_Input material_:

----

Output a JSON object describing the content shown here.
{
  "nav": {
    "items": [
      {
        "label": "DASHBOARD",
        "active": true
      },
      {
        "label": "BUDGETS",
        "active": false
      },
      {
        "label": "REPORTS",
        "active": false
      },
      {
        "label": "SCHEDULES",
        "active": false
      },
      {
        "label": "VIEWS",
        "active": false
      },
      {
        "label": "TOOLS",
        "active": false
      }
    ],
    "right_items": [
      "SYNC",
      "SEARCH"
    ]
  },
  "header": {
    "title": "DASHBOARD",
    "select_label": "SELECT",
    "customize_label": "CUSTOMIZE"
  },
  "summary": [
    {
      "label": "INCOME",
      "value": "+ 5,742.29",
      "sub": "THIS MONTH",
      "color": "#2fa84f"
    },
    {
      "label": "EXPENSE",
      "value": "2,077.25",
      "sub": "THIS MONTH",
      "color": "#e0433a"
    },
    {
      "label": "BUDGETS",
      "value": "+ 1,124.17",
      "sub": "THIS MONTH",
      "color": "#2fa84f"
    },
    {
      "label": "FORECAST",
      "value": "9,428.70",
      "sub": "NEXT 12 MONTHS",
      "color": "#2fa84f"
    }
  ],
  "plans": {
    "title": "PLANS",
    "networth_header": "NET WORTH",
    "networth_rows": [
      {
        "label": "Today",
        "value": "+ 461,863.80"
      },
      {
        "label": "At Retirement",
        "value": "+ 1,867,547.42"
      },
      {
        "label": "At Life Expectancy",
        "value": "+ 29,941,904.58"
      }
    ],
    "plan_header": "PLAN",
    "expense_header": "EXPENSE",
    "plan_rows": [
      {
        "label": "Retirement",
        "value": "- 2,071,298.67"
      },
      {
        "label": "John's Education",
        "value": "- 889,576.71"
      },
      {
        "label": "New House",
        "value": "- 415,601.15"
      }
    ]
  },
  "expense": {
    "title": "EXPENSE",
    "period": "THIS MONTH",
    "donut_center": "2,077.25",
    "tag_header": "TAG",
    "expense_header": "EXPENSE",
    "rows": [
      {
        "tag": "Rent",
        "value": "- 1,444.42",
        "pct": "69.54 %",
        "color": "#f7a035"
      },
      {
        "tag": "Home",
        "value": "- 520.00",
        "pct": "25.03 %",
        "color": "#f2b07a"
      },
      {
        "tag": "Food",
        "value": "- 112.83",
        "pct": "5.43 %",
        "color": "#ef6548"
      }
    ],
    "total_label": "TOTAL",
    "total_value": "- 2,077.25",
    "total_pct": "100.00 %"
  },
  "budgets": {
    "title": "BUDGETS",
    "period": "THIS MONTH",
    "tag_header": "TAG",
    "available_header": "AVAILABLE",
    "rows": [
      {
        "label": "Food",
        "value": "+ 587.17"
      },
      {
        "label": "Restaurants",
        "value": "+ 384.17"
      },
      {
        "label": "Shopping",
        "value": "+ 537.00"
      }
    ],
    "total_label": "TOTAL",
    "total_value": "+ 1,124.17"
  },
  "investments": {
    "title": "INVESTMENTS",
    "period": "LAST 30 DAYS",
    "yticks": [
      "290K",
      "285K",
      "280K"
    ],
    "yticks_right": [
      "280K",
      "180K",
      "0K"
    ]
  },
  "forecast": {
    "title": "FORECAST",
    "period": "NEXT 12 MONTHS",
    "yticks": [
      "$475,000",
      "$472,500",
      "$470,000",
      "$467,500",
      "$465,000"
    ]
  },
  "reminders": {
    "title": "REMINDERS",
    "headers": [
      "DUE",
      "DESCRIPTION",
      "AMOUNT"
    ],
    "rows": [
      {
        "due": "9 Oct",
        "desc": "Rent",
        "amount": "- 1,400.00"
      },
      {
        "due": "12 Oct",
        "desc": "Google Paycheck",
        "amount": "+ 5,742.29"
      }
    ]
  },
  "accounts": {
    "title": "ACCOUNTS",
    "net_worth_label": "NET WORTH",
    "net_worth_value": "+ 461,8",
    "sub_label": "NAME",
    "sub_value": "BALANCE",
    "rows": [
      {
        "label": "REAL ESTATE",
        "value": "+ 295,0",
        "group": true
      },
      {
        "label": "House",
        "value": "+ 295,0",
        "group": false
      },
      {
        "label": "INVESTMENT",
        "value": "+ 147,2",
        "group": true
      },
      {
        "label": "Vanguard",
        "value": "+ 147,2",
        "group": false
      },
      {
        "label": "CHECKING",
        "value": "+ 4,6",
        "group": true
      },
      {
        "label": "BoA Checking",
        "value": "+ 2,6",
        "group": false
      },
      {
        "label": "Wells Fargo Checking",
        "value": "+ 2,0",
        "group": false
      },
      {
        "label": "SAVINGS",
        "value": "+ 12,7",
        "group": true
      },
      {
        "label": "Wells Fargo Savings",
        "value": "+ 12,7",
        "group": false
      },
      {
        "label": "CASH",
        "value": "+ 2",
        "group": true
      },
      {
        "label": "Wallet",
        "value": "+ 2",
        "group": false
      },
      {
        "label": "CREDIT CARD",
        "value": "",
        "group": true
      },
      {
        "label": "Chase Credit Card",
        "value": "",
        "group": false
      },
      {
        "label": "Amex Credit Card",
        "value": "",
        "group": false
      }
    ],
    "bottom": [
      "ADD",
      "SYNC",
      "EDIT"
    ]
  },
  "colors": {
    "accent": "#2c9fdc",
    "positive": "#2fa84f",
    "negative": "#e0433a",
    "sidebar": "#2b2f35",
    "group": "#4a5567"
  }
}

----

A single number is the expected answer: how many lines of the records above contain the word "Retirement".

2